After spending some considerable time talking with the woman in a personal fashion, Scott described how her perception began to change—she had even Tweeted publicly that she was willing to give the brand a second look. This is the type of story that makes the Web social, hearts and minds that are influenced one at a time, The opposite of mass media—and a great illustration of what I like to refer to as "micro-interactions". Scott also stressed his role within Ford and his current state as a department of one at the moment, which is most certainly soon to change as the company scales their initiatives. One of the more memorable quotes from Monty came during Q&A when asked about how Scott deals with the ROI and measurement question that inevitably comes with any investment in social initiatives to which Scott answered:
"What's the ROI of your e-mail account? What's the ROI of putting your pants on in the morning"?
Don't Control The Conversation, Lead It
Paula Berg from Southwest Airlines (above) also shared some great case stories ranging from the the airline's efforts to engage customers via blogs, Twitter. Facebook etc. The key word here is engage Southwest Airlines has been on Twitter since 2007 (I've referenced them repeatedly as I am a customer) and Paula pointed out that although the company wasn't sure how to leverage the channel initially, they've since dedicated one person out of their now six person emerging media staff who is dedicated full time to responding to customers on via Twitter. Paula and I grabbed lunch together on day two and we talked about the challenges all organizations face when wading into the waters of the social web. Since the medium requires actual people to be responsive and talk back, it doesn't look like tradition marketing, PR or other forms of communications but virtually cuts across all these disciplines incuding customer service. But during Paula's talk she reiterated that Southwest doesn't try to control the conversations that inevitably arise around them—but citing recent incidents, they have learned that they can indeed lead them by engaging critics and telling their side of the story.

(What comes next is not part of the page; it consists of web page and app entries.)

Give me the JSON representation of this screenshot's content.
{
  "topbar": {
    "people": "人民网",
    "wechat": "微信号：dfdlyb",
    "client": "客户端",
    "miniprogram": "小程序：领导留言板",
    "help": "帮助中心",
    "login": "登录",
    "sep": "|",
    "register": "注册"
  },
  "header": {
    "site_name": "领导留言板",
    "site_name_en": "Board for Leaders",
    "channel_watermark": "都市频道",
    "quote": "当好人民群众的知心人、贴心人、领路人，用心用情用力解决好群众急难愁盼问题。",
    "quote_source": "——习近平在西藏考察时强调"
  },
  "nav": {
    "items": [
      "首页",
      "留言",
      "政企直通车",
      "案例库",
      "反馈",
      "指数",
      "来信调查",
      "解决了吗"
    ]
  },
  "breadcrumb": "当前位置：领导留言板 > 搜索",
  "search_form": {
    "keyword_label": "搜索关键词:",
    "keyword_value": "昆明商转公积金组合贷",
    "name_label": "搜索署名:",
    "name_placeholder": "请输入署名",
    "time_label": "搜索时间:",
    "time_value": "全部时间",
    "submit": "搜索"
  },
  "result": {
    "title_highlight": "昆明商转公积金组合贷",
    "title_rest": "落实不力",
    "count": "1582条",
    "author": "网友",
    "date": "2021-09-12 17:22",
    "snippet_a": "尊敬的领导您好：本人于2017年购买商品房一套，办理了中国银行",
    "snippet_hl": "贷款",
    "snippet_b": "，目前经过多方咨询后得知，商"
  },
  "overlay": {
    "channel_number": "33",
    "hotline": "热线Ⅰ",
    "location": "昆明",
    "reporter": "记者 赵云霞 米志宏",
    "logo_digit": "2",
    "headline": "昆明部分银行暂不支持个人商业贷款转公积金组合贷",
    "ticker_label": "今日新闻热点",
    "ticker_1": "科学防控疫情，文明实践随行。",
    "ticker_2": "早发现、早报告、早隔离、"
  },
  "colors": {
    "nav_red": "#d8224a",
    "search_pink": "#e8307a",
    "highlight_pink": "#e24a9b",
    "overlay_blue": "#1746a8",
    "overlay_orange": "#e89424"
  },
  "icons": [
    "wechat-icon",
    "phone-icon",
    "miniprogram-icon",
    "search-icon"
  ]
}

From One Big Idea To Many Little Ones
On day two I split a panel with Steven Eric of Crispen Porter & Bogusky where I felt both our talks dovetailed nicely. While mine focused on interactions, Steven stressed that Crispin strives to test out lots of "little ideas" to see what works as opposed to focusing on "big ideas that in theory, drive brand communications. This view is a bit revolutionary in a field where the "big idea" is treated somewhat like a sacred cow and sought after like the holy grail. My favorite example from Steven's talk may have been one you've never heard of. "Flame"—a fragrence thet created for burger king which smells distinctly like grilled burger and smoke. Evidently, they sold out of the limited supply rather quickly.
There were many other worthwhile talks during the event, but these are a few highlights that stood out for me. If you can make it to Europe next year, I'd recommend checking this event out. The setting and speakers make for quite an experience.